“When a clear purpose is coupled with shared power, people can self-organize to reach the goal.” —Nilofer Merchant
Governance and Communication
Clearly, “communication modes change and there is a domino effect on relationships” when “networks are formed” (p. 104). “A thriving world emerges” when “rigid organizational structures” are transformed to “organic networks” where people seek “purpose, autonomy, and mastery” (p. 104). A thriving network acts “like a slime mold,” which can exist both as a single and collective organism (p. 105). As the “slime mold encounters changes in the environment, it shifts form” (p. 105). “Thriving networks also demonstrate this agile ability to shape shift depending on their context” (p. 105). “People volunteer their minds to tasks that serve their personal purpose,” and “contribute their effort, led by an compelling idea” (p. 118). The shifts in “governance and communication” will “impact most people and businesses around the world for a long time to come” (p. 118).
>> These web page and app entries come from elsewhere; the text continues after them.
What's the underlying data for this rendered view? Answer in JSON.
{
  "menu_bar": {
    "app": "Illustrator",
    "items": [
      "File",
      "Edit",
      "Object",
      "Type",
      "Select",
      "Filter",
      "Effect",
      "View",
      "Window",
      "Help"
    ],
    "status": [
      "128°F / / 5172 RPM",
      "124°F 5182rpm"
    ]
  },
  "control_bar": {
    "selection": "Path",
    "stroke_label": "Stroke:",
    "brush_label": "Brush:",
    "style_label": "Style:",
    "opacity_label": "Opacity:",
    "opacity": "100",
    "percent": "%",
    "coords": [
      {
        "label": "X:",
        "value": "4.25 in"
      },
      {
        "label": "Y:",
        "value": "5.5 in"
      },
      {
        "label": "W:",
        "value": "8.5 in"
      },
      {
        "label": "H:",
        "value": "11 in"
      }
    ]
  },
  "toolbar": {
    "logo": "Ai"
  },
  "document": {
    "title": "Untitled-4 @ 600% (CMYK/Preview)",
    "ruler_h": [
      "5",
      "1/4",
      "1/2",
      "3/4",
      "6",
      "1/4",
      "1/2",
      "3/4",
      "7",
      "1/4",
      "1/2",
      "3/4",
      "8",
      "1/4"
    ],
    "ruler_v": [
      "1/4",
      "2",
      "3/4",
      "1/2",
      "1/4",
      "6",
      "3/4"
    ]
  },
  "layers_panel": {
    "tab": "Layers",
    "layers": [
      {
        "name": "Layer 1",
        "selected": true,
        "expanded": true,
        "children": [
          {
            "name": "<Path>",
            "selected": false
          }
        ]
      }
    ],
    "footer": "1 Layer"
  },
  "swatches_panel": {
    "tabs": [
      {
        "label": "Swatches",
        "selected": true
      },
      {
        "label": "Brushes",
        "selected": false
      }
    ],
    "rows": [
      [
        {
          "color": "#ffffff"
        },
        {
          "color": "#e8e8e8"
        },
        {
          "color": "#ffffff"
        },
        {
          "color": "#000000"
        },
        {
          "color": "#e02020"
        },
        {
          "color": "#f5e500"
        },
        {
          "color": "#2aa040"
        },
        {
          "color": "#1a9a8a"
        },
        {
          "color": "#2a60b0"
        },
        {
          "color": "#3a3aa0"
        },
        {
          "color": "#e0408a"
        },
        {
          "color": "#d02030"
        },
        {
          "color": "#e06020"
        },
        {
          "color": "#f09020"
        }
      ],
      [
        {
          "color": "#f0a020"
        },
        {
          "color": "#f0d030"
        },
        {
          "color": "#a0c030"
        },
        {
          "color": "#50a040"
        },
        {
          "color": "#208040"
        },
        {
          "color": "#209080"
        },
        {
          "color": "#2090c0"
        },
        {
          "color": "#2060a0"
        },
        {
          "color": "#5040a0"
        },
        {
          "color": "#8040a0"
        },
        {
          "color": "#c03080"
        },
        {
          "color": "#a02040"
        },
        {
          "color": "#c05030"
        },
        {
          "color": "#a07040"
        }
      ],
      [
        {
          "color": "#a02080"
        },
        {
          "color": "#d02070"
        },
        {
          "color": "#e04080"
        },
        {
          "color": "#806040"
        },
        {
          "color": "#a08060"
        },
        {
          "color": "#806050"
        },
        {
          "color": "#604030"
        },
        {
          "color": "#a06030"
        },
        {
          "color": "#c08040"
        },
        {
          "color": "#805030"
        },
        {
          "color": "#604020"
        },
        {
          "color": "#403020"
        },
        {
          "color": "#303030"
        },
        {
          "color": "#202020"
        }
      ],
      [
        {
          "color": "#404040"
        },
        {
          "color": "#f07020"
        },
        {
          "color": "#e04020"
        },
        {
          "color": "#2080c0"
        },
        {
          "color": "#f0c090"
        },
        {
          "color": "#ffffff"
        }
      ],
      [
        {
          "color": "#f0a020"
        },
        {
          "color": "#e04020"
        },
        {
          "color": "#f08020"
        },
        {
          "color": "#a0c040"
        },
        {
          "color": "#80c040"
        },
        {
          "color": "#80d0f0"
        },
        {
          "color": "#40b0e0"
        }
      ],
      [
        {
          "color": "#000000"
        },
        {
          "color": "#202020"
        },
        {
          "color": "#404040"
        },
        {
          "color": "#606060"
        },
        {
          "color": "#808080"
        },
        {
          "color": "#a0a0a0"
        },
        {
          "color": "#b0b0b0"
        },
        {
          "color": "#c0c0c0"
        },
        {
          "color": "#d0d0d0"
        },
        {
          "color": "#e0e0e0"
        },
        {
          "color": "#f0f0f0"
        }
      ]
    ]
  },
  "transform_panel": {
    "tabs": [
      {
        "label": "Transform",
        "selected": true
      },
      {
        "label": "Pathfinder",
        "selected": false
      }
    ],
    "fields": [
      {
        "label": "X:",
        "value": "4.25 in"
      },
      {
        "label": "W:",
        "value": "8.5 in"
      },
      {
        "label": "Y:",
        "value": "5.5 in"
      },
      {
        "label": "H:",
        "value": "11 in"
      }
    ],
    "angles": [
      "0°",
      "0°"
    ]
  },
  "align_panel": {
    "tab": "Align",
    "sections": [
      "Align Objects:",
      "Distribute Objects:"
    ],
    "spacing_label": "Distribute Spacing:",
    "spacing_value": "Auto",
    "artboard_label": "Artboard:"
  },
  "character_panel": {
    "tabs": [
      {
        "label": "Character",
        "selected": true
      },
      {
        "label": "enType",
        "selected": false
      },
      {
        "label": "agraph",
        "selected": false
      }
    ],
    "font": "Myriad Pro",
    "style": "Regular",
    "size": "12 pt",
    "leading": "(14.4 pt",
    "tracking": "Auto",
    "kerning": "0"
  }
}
Conditions for Creativity
Thriving relies on “generativity and the ability to create what is needed when it is needed” (p. 135). There are “conditions that positively correlate to creativity” (p. 135). “Conditions. Not a formula.” The conditions are: (1) Serendipity, “the chance connection of the previously unconnected” (p. 136); (2) Play, “play with possibility and with your collaborators” (p. 136); (3) Randomness, “cultivate randomness … it helps trigger serendipity, if we allow it” (p. 138); (4) Paradox, “consider how to fold opposites into one another” (p. 139); (5) Trust and Safety, “feel free to embrace play” (p. 139); (6) Deep Curiosity, “it is what feeds us in a space of profound un-knowing — the vast reals of unmapped possibility” (p. 140). The “best questions lead not to answers but to more and better questions” (p. 140). “Thrivability is about life giving rise to more life” (p. 141).
Spectrum of Actions
Jean M. Russell is a pragmatic, action-oriented person. She wants to know and understand things that matter. And things matter to Jean when they have some use. This led her to develop the “Action Spectrum” model (p. 155). This framework “emerged from conversations with Herman Wagter” (p. 155). Actions depend on whether the portion of the system can be controlled, guided, or nurtured (p. 158). The framework consists of general principles, metrics, benefits, and risks (pp. 161–163). “Taking wise action … requires us to understand what we can control and what we can’t” (p. 166). And “just because we can’t control for outcomes” it “doesn’t mean we can’t take action” (p. 166). We can still “guide, influence, nurture, and encourage” (p. 166) — thrivability!
Book Review: The Age of Thrivability